---------- Input data ----------
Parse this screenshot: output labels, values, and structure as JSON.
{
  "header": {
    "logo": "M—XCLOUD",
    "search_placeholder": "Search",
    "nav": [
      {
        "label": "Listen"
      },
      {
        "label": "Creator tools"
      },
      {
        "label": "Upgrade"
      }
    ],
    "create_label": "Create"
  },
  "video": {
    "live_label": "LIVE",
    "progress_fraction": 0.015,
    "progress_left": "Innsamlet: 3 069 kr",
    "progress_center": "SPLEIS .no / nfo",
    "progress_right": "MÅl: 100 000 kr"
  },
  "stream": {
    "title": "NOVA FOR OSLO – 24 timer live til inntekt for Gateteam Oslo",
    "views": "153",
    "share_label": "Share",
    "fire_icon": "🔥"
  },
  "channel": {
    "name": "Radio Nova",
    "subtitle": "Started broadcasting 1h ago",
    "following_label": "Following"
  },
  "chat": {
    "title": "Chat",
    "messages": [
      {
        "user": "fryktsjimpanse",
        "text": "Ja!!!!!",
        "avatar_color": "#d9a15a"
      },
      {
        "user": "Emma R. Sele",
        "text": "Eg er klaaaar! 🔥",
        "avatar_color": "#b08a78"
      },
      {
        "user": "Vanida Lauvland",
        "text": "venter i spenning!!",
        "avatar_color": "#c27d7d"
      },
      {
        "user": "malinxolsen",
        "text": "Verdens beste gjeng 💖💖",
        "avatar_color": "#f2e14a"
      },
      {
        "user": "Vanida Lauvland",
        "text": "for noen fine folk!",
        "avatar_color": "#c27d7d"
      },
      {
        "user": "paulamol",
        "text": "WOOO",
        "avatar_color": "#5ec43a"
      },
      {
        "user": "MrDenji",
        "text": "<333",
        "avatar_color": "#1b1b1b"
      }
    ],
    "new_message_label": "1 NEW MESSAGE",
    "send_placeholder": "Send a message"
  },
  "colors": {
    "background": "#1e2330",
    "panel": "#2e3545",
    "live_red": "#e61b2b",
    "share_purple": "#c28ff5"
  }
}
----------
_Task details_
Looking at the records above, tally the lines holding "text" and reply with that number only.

_Reply_
7